Copy out each line of the material in which the word "hotmail" appears.
START Listed records
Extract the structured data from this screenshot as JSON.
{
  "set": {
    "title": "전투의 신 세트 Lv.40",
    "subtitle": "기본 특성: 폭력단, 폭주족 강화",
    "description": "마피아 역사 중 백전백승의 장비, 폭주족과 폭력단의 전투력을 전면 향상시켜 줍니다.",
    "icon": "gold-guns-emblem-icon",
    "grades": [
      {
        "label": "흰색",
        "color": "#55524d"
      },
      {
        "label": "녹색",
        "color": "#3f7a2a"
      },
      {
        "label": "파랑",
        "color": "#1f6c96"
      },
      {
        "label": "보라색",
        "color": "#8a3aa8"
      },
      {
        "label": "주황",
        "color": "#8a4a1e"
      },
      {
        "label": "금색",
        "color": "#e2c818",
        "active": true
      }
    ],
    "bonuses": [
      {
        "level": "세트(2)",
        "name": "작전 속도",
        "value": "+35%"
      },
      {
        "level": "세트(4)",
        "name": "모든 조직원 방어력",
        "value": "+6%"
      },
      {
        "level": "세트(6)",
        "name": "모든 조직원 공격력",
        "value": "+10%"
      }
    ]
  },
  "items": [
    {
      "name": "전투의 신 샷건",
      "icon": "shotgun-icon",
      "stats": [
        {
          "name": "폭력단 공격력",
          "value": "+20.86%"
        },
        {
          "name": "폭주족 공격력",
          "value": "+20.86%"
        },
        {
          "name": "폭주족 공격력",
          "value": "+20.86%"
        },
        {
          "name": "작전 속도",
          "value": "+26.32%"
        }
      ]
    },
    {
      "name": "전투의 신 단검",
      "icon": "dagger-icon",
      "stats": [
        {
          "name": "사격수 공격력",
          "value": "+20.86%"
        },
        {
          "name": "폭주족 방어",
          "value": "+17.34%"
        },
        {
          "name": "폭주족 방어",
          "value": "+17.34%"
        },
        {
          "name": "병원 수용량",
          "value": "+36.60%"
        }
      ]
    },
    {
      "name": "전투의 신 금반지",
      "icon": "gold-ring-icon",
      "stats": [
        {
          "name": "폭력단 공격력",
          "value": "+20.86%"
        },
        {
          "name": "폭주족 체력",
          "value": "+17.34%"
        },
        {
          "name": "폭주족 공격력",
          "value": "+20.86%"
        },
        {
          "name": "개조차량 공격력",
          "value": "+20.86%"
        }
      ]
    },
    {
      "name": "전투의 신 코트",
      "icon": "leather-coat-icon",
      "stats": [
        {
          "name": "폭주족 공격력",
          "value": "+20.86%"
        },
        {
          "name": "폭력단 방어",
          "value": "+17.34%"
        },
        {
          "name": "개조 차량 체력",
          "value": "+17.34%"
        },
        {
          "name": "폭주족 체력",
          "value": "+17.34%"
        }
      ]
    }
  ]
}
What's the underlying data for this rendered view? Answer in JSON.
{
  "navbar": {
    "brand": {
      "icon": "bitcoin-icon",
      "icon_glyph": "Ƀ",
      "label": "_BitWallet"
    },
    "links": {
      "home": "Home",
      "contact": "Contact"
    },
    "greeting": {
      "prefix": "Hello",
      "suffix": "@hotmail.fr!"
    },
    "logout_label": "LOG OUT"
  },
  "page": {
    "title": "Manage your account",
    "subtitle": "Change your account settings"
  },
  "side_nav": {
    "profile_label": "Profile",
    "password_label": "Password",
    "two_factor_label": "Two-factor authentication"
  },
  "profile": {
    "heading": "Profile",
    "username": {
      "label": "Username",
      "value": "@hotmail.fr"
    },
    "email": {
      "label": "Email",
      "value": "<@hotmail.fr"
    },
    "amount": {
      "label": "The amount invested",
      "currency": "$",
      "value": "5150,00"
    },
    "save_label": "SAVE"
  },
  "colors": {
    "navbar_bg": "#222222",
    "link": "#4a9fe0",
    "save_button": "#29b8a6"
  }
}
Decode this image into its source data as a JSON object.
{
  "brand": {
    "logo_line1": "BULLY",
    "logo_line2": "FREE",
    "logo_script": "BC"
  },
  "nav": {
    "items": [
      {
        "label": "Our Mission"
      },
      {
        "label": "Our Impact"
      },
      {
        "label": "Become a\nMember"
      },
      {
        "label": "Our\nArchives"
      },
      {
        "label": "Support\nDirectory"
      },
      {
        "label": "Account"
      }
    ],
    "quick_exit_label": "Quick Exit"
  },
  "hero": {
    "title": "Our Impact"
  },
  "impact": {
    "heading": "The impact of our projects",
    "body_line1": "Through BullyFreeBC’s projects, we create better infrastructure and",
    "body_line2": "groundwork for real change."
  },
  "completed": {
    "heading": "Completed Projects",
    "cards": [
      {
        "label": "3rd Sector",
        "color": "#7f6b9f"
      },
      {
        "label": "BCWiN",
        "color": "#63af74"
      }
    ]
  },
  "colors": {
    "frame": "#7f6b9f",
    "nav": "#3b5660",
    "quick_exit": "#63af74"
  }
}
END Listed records
### Response to this task
      "suffix": "@hotmail.fr!"
      "value": "@hotmail.fr"
      "value": "<@hotmail.fr"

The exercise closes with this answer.